Now that the COVID-19 pandemic has grounded us, many people are drawing comfort from nature and the world around and above us. One lunar event that should not be missed is the year's biggest and brightest super pink moon, which you can watch from the safety of your window.
A full moon occurs every 29 days when the moon is on the opposite side of the Earth to the sun, meaning that its face is fully illuminated. This month's full moon is also called a super moon because it will be at the closest point to Earth on its elliptical orbit, making it appear much larger and brighter than usual. The pink April super moon will be the biggest and brightest of the entire year, but it is not actually pink in colour.
It received its name because the full moon in April was known as the pink moon by Native American tribes, who tracked the changing seasons by the lunar months rather than the solar calendar. They named it after the fuschia-coloured phlox subulata wildflower, which blooms in spring. It is also known as the egg moon, sprouting grass moon, fish moon and hare moon.

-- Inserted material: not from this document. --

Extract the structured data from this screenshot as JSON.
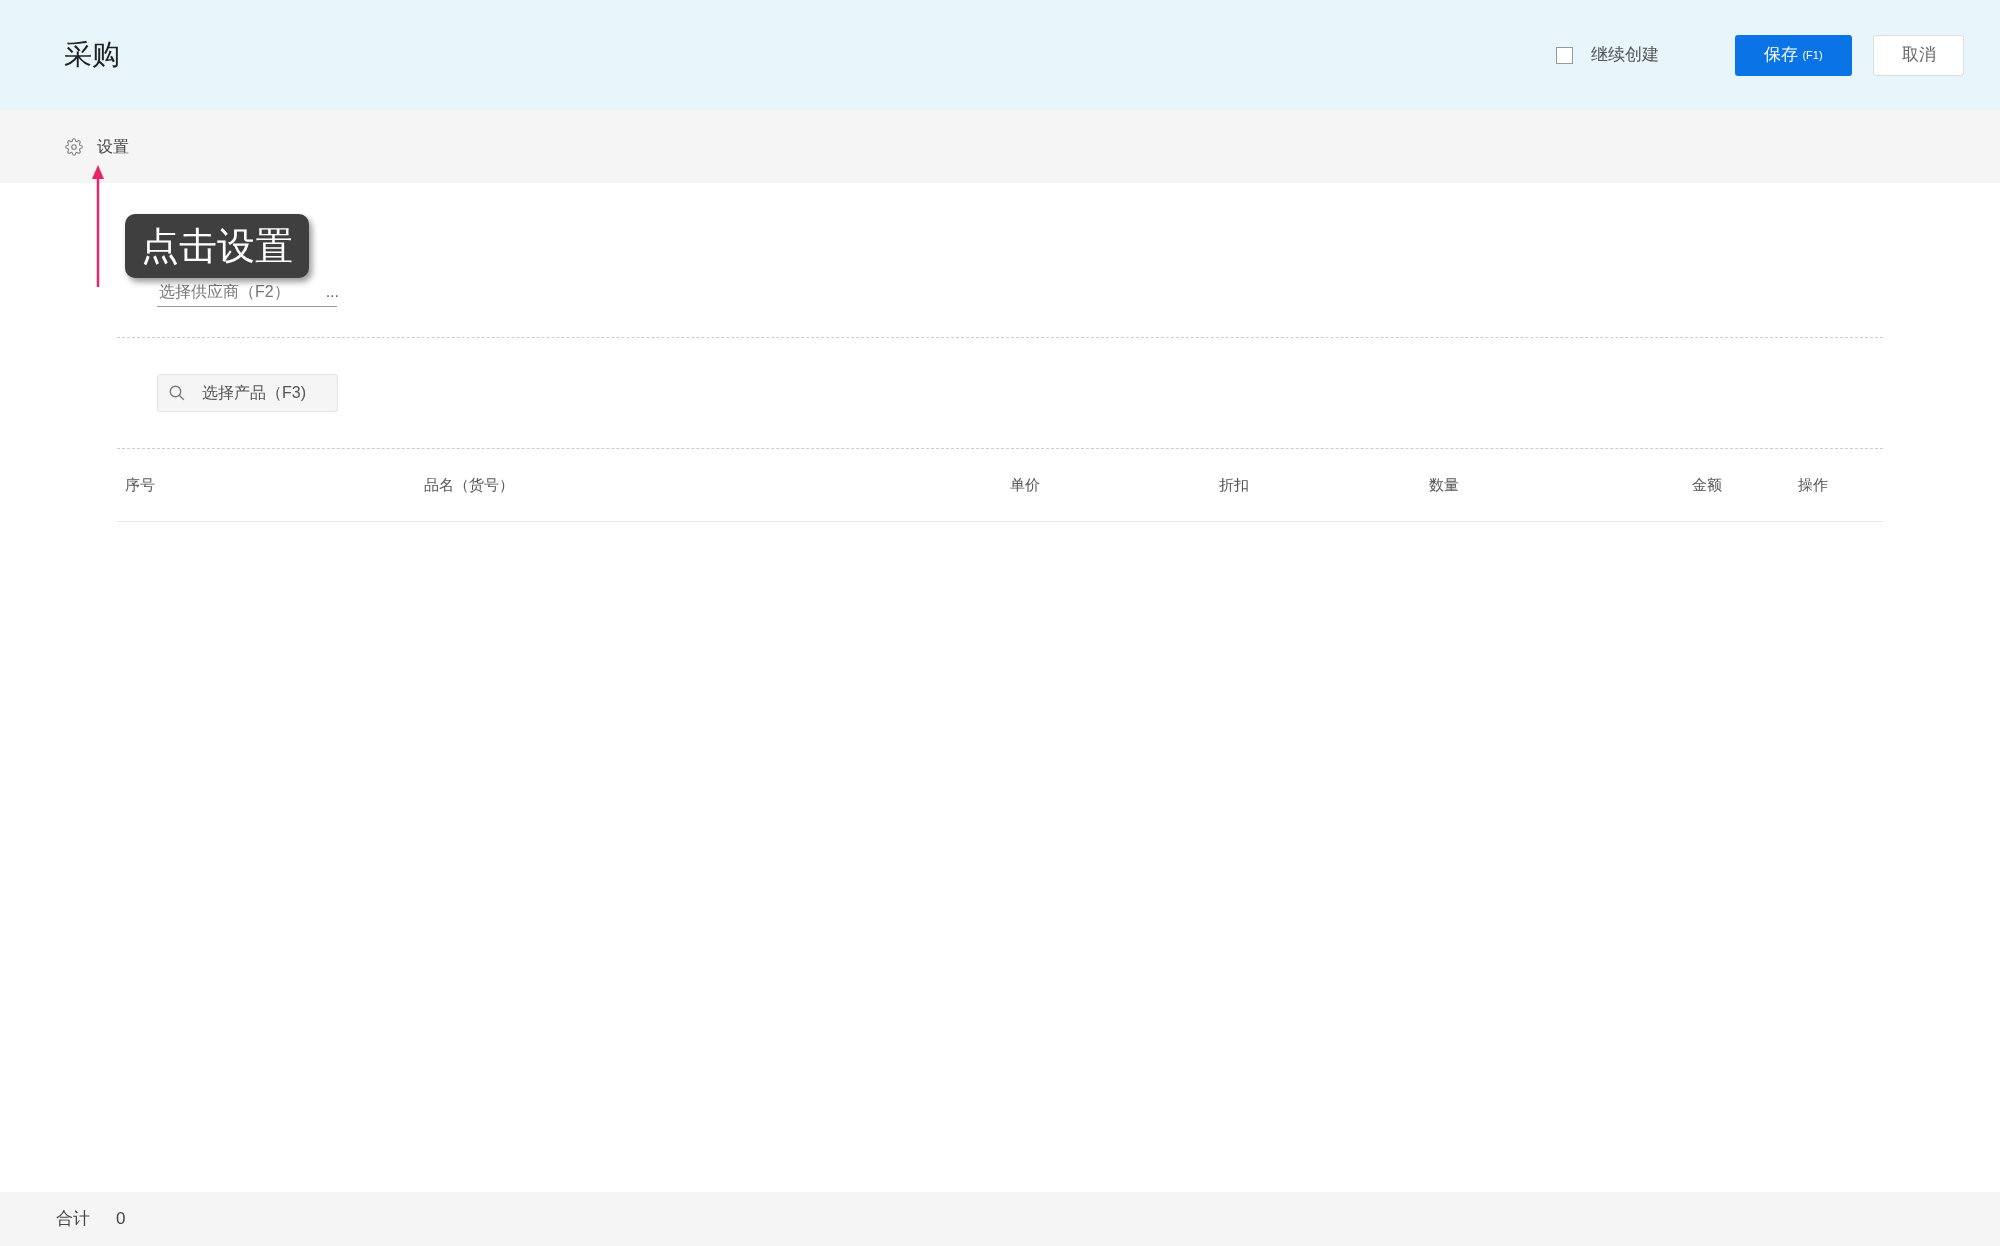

Lovers of the solar system have been spoiled over the past year as we've enjoyed dramatic lunar events that included last month's super worm moon, a black supermoon, a super snow moon, a full cold moon kiss and a super blood wolf eclipse.
The best time to look out for the super pink moon is at 10.35pm EDT on 7 April/2.35am UTC on 8 April. If you miss it, don't worry as another one will be along next month. May's moon is the third super moon in a row, and it will be known as the super flower moon and will occur on 7 May.